Collected data
*** Block opens ***
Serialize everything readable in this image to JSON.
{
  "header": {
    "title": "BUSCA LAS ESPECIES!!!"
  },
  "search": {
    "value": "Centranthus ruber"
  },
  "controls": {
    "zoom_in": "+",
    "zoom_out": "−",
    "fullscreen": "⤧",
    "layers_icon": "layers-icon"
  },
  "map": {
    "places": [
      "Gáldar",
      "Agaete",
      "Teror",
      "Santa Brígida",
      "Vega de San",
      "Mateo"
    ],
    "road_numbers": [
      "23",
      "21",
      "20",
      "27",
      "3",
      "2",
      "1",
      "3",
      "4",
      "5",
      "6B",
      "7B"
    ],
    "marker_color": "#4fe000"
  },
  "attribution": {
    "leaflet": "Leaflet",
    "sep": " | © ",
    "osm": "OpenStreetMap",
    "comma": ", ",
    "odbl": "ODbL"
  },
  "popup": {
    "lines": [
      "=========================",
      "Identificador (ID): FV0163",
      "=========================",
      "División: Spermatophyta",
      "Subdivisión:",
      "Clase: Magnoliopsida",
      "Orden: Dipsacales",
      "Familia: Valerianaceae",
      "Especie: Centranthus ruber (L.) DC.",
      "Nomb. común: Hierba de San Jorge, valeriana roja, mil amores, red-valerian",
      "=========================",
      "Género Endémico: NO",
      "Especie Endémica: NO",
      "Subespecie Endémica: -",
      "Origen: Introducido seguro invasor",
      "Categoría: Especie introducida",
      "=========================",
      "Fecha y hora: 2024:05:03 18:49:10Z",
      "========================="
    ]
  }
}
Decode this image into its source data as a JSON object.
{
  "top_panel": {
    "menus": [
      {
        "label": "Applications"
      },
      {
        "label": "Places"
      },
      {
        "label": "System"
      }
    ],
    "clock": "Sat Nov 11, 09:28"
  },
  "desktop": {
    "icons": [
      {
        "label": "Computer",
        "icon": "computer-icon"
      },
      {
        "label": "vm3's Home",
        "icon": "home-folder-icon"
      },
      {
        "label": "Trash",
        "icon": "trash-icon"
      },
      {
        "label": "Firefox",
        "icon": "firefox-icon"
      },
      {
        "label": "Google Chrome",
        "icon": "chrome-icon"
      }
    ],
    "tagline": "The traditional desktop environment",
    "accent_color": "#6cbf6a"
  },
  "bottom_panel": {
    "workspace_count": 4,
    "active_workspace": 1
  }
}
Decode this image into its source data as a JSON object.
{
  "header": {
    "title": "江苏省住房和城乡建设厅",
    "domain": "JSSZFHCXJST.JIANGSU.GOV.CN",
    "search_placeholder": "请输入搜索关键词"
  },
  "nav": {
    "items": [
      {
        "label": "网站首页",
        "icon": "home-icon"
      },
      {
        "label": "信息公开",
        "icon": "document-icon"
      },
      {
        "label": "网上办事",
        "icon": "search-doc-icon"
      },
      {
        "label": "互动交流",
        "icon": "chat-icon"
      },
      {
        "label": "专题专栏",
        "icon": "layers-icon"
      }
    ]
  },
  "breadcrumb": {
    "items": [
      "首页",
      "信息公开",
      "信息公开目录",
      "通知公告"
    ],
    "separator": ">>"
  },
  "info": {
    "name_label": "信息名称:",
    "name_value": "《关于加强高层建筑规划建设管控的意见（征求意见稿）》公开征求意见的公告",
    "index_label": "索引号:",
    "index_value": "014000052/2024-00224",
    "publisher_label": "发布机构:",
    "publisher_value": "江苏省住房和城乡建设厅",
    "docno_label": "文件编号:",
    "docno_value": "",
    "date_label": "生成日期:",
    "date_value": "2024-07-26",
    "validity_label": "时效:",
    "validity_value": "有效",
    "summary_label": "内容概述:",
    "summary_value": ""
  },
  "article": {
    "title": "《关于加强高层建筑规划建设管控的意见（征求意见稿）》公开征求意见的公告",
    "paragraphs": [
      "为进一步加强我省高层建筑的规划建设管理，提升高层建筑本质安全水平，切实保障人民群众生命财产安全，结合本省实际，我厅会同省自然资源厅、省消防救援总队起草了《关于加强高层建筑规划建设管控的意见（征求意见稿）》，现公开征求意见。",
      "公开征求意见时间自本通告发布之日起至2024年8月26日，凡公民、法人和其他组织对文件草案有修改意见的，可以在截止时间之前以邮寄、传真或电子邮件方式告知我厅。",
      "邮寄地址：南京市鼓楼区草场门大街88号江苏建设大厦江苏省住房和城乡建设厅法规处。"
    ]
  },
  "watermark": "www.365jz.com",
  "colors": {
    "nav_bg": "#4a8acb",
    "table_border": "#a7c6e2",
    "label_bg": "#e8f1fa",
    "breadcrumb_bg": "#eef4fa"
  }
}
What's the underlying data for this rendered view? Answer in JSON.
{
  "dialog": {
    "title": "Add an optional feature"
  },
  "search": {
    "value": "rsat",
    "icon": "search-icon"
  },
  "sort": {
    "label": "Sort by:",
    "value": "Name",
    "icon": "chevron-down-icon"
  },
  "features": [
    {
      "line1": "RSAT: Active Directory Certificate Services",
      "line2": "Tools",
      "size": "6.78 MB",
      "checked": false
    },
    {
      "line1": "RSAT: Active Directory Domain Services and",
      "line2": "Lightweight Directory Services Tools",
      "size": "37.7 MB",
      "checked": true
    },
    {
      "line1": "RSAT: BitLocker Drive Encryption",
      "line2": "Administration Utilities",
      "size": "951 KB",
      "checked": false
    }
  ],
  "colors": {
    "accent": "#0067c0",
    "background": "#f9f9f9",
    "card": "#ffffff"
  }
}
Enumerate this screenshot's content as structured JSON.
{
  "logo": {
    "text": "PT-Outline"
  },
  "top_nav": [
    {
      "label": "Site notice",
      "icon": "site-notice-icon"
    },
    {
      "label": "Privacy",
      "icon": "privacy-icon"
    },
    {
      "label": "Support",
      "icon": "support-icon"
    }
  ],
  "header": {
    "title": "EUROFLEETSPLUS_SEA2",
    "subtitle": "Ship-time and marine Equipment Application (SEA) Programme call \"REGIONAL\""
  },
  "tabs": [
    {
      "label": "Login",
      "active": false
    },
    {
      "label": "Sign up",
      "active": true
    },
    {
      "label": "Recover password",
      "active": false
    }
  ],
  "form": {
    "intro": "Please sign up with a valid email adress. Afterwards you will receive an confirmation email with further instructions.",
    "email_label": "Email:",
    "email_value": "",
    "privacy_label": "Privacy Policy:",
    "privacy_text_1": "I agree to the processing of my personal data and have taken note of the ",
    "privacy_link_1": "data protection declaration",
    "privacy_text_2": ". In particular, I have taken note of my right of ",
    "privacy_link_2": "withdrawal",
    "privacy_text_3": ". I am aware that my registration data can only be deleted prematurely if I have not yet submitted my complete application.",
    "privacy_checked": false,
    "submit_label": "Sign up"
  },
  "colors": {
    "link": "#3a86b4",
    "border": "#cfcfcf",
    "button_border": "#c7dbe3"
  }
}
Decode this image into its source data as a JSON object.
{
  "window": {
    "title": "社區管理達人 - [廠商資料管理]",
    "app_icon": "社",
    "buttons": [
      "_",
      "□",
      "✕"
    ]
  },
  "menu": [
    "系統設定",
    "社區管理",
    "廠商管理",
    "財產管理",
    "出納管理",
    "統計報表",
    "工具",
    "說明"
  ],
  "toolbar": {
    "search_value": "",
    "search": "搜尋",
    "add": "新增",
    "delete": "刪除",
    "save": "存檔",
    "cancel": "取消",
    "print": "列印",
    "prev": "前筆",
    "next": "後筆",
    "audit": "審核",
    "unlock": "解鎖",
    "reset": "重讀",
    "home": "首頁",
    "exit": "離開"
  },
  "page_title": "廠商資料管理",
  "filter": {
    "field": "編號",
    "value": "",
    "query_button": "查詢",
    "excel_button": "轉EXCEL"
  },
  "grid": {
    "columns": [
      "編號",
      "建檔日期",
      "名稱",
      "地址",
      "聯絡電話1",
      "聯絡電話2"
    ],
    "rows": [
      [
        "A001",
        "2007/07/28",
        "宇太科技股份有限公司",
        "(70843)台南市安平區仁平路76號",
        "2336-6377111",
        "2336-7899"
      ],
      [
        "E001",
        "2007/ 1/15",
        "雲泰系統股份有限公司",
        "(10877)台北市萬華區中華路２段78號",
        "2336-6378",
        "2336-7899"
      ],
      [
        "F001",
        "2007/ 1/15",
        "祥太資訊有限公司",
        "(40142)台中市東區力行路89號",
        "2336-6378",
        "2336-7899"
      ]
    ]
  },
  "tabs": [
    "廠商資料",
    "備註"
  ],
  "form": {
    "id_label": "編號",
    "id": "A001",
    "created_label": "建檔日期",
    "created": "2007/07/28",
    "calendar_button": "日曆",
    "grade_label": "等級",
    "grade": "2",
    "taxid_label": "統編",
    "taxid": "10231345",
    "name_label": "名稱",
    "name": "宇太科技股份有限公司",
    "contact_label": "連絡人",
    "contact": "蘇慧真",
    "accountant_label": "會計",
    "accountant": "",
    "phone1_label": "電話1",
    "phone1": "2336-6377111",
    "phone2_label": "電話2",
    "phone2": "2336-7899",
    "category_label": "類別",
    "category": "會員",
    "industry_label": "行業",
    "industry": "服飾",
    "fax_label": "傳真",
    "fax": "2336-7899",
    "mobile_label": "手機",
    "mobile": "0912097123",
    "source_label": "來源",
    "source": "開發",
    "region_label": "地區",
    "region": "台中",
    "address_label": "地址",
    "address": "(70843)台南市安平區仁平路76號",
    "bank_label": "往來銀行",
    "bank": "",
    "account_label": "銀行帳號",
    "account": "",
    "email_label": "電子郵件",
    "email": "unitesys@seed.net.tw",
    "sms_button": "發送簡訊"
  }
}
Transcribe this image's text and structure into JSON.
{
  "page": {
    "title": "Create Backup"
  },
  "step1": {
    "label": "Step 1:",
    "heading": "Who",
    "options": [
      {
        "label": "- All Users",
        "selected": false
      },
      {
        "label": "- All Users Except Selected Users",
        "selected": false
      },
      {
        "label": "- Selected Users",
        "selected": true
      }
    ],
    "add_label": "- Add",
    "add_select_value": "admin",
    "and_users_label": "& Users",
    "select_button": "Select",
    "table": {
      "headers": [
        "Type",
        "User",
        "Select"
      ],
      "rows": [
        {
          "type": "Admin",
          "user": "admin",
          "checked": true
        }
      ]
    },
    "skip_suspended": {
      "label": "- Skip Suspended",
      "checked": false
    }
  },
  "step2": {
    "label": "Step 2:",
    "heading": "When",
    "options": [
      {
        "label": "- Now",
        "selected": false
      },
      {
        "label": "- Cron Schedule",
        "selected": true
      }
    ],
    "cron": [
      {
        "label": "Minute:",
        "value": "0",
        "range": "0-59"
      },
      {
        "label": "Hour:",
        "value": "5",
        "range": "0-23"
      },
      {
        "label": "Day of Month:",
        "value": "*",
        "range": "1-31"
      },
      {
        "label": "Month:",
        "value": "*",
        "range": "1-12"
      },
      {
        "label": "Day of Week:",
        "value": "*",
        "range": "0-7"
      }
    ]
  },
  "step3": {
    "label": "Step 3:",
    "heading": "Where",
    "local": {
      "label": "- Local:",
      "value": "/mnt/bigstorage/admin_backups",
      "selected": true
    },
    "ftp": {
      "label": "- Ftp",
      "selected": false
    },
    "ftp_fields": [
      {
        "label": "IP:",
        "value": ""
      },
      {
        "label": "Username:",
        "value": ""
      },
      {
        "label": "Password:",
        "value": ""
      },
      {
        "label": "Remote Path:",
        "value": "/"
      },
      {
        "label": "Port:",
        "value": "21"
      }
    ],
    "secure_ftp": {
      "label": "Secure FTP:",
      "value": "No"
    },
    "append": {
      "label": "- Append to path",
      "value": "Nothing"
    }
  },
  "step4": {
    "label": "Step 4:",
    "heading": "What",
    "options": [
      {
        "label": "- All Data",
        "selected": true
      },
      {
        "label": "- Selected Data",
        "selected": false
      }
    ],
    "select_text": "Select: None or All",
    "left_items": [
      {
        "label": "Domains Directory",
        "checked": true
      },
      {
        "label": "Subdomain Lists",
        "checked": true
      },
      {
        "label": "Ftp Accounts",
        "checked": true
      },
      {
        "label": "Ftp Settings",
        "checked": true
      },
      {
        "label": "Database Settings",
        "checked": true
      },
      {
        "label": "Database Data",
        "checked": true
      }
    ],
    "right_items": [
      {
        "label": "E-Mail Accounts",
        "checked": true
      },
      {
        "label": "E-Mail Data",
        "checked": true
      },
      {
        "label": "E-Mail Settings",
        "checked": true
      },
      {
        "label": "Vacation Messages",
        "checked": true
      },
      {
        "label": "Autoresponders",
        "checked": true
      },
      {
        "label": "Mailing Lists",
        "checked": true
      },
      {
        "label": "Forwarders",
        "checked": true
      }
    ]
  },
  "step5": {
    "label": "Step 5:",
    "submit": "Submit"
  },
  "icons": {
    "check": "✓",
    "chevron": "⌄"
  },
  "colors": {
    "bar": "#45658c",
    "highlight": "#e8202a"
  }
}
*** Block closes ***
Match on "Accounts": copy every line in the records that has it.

[Solved problem]
        "label": "Ftp Accounts",
        "label": "E-Mail Accounts",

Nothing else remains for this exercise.